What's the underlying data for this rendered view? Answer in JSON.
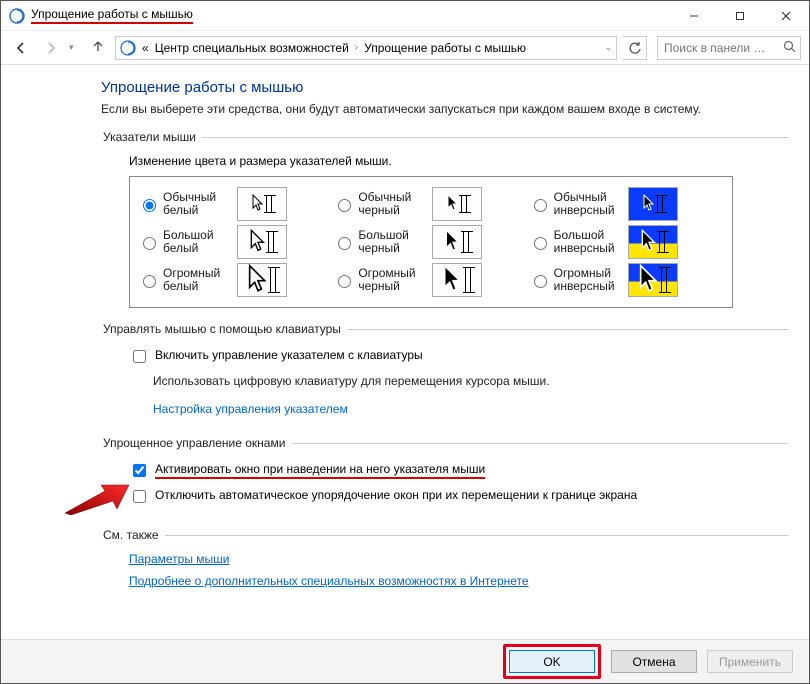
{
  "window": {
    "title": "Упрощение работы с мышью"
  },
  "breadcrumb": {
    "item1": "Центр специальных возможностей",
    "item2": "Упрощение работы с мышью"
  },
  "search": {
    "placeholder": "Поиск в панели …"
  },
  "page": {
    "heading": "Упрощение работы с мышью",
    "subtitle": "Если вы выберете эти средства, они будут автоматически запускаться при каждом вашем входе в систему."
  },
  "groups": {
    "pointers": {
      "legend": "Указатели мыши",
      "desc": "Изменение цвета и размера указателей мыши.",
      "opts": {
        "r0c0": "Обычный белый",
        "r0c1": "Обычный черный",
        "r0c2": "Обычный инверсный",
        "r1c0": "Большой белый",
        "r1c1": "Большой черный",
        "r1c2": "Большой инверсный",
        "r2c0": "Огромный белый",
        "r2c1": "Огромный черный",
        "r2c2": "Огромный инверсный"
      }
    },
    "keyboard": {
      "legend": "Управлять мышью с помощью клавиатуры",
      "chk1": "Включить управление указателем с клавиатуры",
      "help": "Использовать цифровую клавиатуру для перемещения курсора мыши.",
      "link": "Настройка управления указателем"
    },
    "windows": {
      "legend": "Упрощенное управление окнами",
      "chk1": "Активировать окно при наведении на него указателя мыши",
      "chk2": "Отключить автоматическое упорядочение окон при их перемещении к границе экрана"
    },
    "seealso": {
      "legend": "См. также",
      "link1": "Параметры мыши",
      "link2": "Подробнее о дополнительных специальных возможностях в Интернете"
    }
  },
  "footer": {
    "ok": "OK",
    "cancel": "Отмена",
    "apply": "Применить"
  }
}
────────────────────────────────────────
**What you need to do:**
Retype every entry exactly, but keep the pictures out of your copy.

**Solution to this problem:**
What's the underlying data for this rendered view? Answer in JSON.
{
  "window": {
    "title": "Упрощение работы с мышью"
  },
  "breadcrumb": {
    "item1": "Центр специальных возможностей",
    "item2": "Упрощение работы с мышью"
  },
  "search": {
    "placeholder": "Поиск в панели …"
  },
  "page": {
    "heading": "Упрощение работы с мышью",
    "subtitle": "Если вы выберете эти средства, они будут автоматически запускаться при каждом вашем входе в систему."
  },
  "groups": {
    "pointers": {
      "legend": "Указатели мыши",
      "desc": "Изменение цвета и размера указателей мыши.",
      "opts": {
        "r0c0": "Обычный белый",
        "r0c1": "Обычный черный",
        "r0c2": "Обычный инверсный",
        "r1c0": "Большой белый",
        "r1c1": "Большой черный",
        "r1c2": "Большой инверсный",
        "r2c0": "Огромный белый",
        "r2c1": "Огромный черный",
        "r2c2": "Огромный инверсный"
      }
    },
    "keyboard": {
      "legend": "Управлять мышью с помощью клавиатуры",
      "chk1": "Включить управление указателем с клавиатуры",
      "help": "Использовать цифровую клавиатуру для перемещения курсора мыши.",
      "link": "Настройка управления указателем"
    },
    "windows": {
      "legend": "Упрощенное управление окнами",
      "chk1": "Активировать окно при наведении на него указателя мыши",
      "chk2": "Отключить автоматическое упорядочение окон при их перемещении к границе экрана"
    },
    "seealso": {
      "legend": "См. также",
      "link1": "Параметры мыши",
      "link2": "Подробнее о дополнительных специальных возможностях в Интернете"
    }
  },
  "footer": {
    "ok": "OK",
    "cancel": "Отмена",
    "apply": "Применить"
  }
}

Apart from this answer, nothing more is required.